On Wednesday, June 3rd, 2015, CAIR-Chicago held a press conference to address religious discrimination and profiling that targeted a respected Muslim chaplain during a United Airlines flight.
On May 29th, United Airlines allegedly refused to give an unopened can of soda to Tahera Ahmad, an Associate Chaplin at Northwestern University. Ahmad documented the incident on her Facebook page, and wrote she asked a flight attendant for an unopened can of soda for sanitary reasons. The flight attendant refused and said she was “unauthorized” to give it to Ahmad. A passenger sitting next to her received an unopened can, and when Ahmad questioned why she was unable to get an unopened can she was told it could be used as a “weapon.” Ahmad was then subjected to hateful remarks by a nearby passenger and did not receive any support from either the flight attendant or fellow passengers.
“This is about acknowledging the act of discrimination not trivializing it as a regular mundane conversation about a Diet Coke can, but about the hurt it caused a person,” said Ahmed Rehab, executive director, CAIR-Chicago. READ ARTICLE >> WATCH VIDEO >>
WGN was one of many news networks that attended Wednesday’s press conference at CAIR-Chicago. WATCH VIDEO >>
Fox also broadcasted coverage of Wednesday’s event. WATCH VIDEO >>
Maudlyne Ihejirika covered the story for the Chicago Sun-Times. READ ARTICLE >>
Christine Mai-Duc wrote the story for the LA Times. READ ARTICLE >>
Outlets across the country published AP coverage from Carla K. Johnson and used photos from Christian K. Lee. READ ARTICLE >>
Nina Golgowski has the story for the New York Daily News. READ ARTICLE >>
At Wednesday’s press conference CAIR-Chicago released the following statement:
By definition, discrimination is not so much about a given (airlines) policy, but the unequal application of the stated policy. And that is precisely what occurred here. Tahera Ahmad was denied an un-open can of soda whereas the gentleman next to her was permitted an un-opened can of beer. When Ms. Ahmad objected to the double standard, she was subsequently told by the flight attendant that it was because “you would use it as a weapon.”

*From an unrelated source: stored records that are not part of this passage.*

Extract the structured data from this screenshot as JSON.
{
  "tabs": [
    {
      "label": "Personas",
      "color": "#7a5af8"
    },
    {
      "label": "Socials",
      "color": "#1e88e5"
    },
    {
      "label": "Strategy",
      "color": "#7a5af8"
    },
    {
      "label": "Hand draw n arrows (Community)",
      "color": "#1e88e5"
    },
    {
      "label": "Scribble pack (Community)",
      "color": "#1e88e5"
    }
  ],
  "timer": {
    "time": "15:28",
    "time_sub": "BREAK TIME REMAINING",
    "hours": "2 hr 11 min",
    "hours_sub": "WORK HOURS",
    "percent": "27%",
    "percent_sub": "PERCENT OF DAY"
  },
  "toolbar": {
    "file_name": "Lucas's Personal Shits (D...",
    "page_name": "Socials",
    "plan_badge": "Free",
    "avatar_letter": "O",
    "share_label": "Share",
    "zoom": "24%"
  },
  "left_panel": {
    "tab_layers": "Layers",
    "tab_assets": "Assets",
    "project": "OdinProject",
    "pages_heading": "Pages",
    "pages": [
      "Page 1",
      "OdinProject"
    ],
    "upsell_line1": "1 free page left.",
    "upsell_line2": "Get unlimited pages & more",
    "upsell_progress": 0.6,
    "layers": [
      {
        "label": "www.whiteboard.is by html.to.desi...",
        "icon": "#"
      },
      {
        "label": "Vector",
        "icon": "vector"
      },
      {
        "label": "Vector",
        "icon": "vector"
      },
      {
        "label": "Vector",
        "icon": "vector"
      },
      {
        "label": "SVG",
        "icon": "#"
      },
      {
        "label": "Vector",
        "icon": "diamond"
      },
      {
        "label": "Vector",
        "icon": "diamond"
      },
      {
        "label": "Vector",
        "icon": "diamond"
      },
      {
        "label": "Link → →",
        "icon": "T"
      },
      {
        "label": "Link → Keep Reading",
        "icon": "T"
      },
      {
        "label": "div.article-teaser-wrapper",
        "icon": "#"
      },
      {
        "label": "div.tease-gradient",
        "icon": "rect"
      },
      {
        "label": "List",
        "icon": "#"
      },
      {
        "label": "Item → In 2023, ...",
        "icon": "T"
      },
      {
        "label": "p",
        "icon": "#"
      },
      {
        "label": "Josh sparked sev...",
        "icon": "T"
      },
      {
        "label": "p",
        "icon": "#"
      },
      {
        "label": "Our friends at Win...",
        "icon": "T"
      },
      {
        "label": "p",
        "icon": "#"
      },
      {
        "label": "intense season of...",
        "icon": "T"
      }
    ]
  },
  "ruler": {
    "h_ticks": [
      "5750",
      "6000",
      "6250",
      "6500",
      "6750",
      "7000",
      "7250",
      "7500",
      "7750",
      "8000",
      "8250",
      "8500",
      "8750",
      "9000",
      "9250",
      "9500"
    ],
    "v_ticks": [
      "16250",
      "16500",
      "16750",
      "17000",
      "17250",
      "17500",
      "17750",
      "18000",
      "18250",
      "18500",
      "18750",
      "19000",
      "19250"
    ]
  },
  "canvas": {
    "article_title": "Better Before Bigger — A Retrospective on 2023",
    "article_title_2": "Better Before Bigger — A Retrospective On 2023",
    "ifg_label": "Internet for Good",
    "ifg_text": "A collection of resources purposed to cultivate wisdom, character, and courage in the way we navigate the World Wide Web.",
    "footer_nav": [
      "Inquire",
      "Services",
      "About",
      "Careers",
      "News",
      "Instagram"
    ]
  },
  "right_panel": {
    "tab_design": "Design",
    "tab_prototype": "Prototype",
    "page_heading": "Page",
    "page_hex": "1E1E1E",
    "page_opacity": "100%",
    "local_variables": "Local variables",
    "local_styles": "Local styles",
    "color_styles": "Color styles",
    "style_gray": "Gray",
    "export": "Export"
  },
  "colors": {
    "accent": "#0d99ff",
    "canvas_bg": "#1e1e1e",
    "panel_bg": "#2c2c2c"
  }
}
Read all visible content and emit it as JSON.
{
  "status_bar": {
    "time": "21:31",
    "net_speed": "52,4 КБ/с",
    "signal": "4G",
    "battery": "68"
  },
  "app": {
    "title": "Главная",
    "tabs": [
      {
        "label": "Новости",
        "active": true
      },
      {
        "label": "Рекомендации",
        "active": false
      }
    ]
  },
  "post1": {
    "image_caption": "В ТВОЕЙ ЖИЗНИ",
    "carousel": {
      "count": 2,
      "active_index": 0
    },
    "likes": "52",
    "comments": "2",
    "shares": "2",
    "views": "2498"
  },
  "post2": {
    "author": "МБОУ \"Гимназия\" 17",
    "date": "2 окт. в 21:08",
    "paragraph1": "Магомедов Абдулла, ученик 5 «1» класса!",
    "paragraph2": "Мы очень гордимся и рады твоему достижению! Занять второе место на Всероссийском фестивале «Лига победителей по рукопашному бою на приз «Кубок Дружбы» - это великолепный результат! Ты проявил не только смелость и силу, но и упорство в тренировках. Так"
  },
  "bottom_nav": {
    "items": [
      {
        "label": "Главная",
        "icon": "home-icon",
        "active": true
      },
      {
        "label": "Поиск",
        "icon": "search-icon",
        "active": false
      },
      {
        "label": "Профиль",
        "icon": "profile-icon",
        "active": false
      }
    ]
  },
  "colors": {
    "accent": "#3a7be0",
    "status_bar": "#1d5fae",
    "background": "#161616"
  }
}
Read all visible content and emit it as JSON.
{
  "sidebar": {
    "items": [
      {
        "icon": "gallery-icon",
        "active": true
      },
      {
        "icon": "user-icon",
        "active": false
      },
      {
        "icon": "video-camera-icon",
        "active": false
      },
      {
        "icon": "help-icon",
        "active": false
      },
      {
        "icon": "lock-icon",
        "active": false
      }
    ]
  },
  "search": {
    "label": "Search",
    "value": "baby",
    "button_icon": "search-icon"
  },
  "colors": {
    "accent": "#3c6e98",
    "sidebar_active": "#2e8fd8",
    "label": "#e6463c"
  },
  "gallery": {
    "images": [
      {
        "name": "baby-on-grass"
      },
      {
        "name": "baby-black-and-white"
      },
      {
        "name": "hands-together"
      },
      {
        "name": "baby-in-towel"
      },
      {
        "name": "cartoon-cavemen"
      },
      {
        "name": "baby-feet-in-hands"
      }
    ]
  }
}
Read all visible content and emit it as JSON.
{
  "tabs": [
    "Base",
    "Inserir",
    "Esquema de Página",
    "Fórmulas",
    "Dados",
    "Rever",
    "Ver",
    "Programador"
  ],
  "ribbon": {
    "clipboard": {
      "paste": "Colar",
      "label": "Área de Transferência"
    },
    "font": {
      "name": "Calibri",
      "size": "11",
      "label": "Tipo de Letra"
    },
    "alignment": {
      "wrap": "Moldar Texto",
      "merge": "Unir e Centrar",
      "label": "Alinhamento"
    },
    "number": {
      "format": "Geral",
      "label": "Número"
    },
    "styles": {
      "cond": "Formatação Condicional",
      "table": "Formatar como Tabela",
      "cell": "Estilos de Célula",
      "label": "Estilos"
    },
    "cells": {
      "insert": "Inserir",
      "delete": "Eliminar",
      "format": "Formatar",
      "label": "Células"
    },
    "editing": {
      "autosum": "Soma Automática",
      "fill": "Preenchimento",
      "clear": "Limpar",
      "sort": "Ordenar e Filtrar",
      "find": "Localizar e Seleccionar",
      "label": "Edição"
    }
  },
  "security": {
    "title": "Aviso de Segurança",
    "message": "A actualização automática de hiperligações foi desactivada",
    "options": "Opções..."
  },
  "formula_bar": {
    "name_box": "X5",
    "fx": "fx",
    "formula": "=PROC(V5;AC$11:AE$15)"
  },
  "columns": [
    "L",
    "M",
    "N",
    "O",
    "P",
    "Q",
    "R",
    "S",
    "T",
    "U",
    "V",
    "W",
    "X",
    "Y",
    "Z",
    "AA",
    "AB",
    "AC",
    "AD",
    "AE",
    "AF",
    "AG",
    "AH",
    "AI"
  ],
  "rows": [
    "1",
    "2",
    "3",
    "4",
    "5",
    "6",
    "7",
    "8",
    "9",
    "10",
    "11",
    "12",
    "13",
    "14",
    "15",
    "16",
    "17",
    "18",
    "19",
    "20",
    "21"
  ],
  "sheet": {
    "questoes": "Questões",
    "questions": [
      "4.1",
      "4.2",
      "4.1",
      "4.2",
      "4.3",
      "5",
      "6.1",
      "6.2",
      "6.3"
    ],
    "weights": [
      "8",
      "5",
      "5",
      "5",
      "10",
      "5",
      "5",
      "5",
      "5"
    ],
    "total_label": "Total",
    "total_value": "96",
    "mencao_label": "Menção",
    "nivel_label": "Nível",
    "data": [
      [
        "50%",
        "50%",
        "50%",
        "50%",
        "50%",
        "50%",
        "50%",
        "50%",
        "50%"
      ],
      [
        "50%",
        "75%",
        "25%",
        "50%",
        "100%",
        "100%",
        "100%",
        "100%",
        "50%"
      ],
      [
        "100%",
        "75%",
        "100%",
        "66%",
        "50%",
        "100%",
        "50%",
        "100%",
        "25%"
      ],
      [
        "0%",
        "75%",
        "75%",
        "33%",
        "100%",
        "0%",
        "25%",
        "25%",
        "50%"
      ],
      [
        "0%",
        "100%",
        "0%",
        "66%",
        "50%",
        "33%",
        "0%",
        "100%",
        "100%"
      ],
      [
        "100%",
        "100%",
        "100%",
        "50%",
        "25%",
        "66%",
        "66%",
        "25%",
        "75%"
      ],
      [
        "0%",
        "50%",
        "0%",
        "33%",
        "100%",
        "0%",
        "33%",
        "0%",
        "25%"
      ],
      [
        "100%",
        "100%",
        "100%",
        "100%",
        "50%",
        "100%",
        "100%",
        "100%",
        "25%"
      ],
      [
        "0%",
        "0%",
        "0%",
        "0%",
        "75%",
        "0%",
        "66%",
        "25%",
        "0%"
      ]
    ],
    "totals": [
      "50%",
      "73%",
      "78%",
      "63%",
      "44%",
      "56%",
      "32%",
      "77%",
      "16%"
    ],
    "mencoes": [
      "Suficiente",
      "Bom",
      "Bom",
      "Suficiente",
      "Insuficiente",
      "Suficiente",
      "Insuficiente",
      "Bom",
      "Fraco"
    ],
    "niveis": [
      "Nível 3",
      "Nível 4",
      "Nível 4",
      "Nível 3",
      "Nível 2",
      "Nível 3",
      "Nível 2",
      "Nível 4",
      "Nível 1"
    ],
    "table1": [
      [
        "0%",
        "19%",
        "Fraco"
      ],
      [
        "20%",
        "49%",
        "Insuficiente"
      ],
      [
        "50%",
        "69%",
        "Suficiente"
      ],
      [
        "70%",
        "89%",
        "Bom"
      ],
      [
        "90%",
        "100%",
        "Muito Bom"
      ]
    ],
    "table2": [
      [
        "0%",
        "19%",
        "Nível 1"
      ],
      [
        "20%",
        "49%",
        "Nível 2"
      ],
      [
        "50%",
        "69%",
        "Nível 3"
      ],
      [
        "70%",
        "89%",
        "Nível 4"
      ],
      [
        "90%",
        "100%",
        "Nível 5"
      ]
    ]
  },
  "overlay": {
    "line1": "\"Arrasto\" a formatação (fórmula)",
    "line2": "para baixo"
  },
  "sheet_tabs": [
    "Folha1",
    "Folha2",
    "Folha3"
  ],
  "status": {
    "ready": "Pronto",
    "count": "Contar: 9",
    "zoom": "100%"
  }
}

Moreover, there is no such policy on the record as reported by The Guardian:
“There is no policy difference in serving alcoholic or non-alcoholic canned beverages to passengers,” says Bob Birge, director of corporate communications at Republic Airways Holdings, which owns Shuttle America, “no differentiation in opened or unopened cans, and no policy speculating what may or may not be done with a container.”
Secondly, the shocking and unnecessary mistreatment of Ms. Ahmad by the flight attendant opened the door to a hostile environment against Ms. Ahmad in which a passenger chimed in “You Muslim, you need to shut the fuck up, you know you would use it as a weapon.” The flight attendant failed to challenge the overt bigotry that her actions had unleashed and did not address the man or come to Ms. Ahmad’s aid, leaving Ms. Ahmad feeling even more vulnerable and severely distraught.
To date, the airline companies have failed to acknowledge the blatant and egregious nature of the treatment Ms. Ahmad was subjected to and have yet to offer an adequate public apology or to show an understanding of why what happened is a problem. They have thus far shirked their responsibility to resolve the issue and reassure future passengers that such discrimination cannot be tolerated.
Like Northwestern, Ms. Ahmad’s employer, and others, CAIR frequently uses United Airlines and is dismayed by this incident that challenges confidence in its customer service and management values.
CAIR-Chicago demands that United/Shuttle Airlines 1) issue a formal public apology in which they 2) acknowledge the egregious nature of discrimination, intimidation and the creation of a hostile atmosphere against a customer for no other reason than their appearance, in this case their religious appearance. CAIR-Chicago demands that the airlines do everything necessary – including but not limited to 3) sensitivity training of its staff – to ensure that this does not happen again and if it does to not be tolerated.
All options are on the table, including legal options. But CAIR-Chicago’s preference is that the situation be handled with utmost care and understanding on the part of the Airlines. Our only goal is to ensure passengers are treated with the respect, care, and dignity every human deserves and if this can be achieved through rational discussion that would be our preference.
This is not about one Tahera Ahmad or a can of soda, this is about challenging the notion “that it is OK to discriminate on a whim against a segment of our society and that they are expected to shut up and take it lying down.” We assure current and future perpetrators that this will not be the case. No one should have to accept being treated as a second-rate human and be forced to suffer silently and be expected to stay quiet.